5) Take dough out and bucket turn 3 times (every 20 minutes)
Gordon shows how to stretch and fold before refrigeration:
6) Shape and refrigerate overnight (or up to 48 hours)
7) Next morning, open dough, add oil, sauce and cheese and bake. At home, I use a pre-heated pizza stone and bake on a 500F oven, the hottest my oven will go, for about 10 minutes
Really delicious pizza by 9 Miles East farm:
And I was watching closely how Daniel was going about tasting and judging the pizza, starting with the crust!
Now here the pizza I made yesterday, using this process. I baked it at Soul Fire Farm wood oven.
March 7, 2015 § Leave a comment
So why have I not marinated olives? These are so fresh and so full of flavor. I am having so much fun playing with the different flavors since I tasted Katie Nare’s delicious olives she served during a Moroccan dinner.
For this recipe I used:
2 teaspoons of Indian five spice mix “Panch Puran”
3 cloves of garlic, cut in half
green olives in brine, drained
extra virgin olive oil to cover the olives
wide mouthed jar
Wait 4-5 days, shaking the jar once a day to mix the ingredients. After we eat the olives, I keep adding olives and oil for a few weeks. The oil can also be used for dipping bread and on salads, etc
February 14, 2015 § Leave a comment
If you search storycooking.com there are all kinds of recipes for hand pies. We just love them, savory or sweet. Today’s version is adapted from King Arthur’s website via Lara Ferroni’s book Real Snacks. The recipe made 12 hand pies.
For the dough:
2 cups (250 grams or 8 ½ ounces) flour (I split 3 ways: 2/3 cup of each: Whole Wheat Pastry Flour, Millet Flour and Corn (which I “milled” in a old coffee grinder)
1 tablespoon sugar
1 teaspoon salt
1 stick ( 8 ounces) unsalted butter, cut into small pieces
8 tablespoons of cold water
1 egg yolk (to brush pastries before baking)
Blueberry preserves from our garden, at room temperature for the filling
To make the dough, whisk together the flour, sugar, and salt.
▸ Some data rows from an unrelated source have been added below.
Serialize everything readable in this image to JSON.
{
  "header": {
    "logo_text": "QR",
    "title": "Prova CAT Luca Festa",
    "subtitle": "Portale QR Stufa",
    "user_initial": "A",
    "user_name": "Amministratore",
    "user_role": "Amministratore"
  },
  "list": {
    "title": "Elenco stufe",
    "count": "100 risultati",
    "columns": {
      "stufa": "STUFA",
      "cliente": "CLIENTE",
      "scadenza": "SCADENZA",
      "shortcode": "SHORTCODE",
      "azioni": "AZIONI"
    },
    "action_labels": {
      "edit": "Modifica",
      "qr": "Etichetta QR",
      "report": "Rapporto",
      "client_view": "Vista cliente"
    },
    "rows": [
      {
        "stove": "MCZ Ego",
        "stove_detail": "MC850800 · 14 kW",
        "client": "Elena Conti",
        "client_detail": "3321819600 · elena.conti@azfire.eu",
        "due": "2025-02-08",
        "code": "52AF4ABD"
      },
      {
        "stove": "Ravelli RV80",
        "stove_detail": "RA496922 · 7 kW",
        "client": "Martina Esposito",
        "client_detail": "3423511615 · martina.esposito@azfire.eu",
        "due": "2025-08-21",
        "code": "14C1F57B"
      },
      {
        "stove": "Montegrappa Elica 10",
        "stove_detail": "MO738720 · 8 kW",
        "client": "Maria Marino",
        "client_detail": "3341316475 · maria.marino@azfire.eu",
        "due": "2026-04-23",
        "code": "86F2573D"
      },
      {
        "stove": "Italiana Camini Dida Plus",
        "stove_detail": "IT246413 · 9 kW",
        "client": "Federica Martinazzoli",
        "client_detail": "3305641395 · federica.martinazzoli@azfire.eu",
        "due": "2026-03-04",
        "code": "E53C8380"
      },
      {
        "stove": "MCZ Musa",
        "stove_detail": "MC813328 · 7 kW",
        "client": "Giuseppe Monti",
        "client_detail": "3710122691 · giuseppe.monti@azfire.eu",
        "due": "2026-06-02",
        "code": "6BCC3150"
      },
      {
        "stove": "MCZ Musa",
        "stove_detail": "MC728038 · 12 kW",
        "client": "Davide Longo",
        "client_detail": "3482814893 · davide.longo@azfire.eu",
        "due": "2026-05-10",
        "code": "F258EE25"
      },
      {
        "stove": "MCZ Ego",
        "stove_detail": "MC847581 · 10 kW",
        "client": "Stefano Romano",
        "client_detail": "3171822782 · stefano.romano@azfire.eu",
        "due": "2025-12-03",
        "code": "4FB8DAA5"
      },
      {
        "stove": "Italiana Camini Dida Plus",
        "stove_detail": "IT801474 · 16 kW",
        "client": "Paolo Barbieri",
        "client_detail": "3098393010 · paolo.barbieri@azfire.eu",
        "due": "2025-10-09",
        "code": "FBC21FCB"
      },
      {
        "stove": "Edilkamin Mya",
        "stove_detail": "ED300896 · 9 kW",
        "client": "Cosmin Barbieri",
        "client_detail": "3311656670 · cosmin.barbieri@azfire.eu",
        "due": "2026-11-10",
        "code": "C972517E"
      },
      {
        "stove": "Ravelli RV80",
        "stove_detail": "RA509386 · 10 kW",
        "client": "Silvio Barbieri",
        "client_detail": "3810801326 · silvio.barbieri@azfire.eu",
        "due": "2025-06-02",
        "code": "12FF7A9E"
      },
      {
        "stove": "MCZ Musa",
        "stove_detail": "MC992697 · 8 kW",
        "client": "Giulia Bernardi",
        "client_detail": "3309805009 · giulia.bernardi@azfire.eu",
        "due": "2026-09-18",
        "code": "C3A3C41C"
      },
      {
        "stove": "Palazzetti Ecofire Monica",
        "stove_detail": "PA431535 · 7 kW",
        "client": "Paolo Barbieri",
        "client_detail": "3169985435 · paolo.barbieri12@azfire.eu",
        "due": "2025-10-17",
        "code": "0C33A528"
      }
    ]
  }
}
Work in the butter until you see pea-sized lumps of butter. Add water slowly and press the dough together, mixing just until come to a ball.
Divide the dough in half. Shape each half rectangles. Let it rest in a cool place. Open the dough between an open zip-log bag with some flour to roll out.
Cut into squares, fill with 1 tablespoon of filling. Here an example.
Bake 350 for 25 minutes.